• **EXERCISE PROMPT**
Locate the string "screenshot" in the records below. Copy every line where it occurs.

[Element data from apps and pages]
[Start of Attachment]

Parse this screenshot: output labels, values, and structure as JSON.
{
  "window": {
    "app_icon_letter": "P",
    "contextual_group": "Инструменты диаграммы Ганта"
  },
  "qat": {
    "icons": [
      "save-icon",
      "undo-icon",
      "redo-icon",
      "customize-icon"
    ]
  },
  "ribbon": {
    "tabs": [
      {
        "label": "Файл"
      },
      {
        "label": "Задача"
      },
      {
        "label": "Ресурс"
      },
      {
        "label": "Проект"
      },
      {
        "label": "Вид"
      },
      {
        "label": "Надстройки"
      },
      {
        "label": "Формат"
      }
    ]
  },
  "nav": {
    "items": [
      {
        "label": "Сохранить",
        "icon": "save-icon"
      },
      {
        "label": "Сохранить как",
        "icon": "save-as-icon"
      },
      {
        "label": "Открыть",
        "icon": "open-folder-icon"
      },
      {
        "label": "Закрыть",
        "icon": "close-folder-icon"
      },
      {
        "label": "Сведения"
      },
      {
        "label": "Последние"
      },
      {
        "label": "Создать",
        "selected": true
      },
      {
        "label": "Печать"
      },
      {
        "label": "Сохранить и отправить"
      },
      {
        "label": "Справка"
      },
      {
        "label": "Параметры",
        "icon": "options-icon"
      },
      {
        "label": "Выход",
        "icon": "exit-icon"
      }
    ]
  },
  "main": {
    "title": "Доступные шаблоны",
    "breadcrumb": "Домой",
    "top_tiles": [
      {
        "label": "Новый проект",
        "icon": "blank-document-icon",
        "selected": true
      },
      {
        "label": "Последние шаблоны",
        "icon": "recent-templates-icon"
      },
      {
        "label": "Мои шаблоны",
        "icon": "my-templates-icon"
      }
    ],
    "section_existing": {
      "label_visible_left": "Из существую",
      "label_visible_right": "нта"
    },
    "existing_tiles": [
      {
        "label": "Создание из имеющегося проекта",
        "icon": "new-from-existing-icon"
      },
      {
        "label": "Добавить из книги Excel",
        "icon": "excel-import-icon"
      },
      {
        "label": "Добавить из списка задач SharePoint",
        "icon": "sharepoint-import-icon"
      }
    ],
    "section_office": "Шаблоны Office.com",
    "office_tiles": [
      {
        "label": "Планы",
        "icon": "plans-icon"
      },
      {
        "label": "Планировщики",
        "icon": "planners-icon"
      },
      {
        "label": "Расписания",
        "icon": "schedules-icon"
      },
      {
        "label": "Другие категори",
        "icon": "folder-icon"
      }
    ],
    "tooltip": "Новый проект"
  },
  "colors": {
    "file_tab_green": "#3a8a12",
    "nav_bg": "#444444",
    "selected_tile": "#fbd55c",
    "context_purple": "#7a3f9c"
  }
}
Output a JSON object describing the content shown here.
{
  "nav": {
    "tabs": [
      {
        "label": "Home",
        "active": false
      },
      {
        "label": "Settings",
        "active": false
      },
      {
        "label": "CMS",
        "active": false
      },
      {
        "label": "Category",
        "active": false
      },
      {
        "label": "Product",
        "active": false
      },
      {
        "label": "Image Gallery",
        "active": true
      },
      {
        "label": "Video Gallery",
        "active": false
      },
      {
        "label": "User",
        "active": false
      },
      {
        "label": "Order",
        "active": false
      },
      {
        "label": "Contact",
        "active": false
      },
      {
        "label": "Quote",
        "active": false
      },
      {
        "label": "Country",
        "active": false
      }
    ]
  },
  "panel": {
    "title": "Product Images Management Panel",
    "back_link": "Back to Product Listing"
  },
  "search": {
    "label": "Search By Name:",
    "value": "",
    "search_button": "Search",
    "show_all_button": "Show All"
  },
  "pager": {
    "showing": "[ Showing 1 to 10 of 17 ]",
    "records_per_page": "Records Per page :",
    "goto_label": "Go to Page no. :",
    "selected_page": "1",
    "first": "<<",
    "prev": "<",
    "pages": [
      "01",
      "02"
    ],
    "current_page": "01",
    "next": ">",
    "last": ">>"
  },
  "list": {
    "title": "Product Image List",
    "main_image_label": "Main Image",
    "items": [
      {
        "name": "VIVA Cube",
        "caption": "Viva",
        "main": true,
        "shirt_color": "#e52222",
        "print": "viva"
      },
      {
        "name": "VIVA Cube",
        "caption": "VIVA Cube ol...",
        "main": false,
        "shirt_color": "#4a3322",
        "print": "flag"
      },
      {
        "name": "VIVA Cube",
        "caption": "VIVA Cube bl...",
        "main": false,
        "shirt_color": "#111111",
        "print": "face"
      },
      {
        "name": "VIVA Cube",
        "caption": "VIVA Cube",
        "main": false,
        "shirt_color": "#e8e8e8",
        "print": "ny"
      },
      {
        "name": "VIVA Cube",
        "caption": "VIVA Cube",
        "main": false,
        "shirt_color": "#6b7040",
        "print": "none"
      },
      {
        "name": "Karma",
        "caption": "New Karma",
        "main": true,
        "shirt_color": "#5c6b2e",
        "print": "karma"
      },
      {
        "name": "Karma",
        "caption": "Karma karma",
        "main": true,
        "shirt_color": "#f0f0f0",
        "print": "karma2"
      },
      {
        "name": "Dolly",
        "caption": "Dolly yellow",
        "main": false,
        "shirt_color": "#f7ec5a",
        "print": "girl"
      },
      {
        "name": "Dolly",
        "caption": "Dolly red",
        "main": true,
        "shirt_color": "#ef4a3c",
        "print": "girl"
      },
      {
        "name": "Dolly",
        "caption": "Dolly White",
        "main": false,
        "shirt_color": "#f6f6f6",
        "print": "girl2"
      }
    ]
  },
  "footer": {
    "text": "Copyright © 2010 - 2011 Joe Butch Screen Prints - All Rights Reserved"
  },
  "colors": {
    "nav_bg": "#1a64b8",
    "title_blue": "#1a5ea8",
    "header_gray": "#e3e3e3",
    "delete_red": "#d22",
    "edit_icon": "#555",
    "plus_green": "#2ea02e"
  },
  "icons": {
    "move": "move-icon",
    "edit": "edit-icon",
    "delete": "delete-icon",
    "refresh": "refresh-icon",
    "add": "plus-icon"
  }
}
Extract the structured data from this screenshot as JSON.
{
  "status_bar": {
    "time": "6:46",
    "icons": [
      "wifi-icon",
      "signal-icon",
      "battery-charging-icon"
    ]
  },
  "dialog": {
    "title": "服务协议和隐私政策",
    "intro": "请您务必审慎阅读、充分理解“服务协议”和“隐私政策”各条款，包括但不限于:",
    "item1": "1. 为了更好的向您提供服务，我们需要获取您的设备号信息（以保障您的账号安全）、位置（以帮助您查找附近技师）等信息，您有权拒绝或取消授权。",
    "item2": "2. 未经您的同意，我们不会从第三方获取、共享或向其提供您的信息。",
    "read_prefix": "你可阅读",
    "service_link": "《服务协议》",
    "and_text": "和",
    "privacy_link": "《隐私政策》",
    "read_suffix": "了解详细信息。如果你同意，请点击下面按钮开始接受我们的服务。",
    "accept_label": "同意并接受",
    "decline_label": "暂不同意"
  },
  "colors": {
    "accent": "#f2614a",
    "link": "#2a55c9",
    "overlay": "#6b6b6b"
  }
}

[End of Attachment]

• **SOLUTION BELOW**
Parse this screenshot: output labels, values, and structure as JSON.
Extract the structured data from this screenshot as JSON.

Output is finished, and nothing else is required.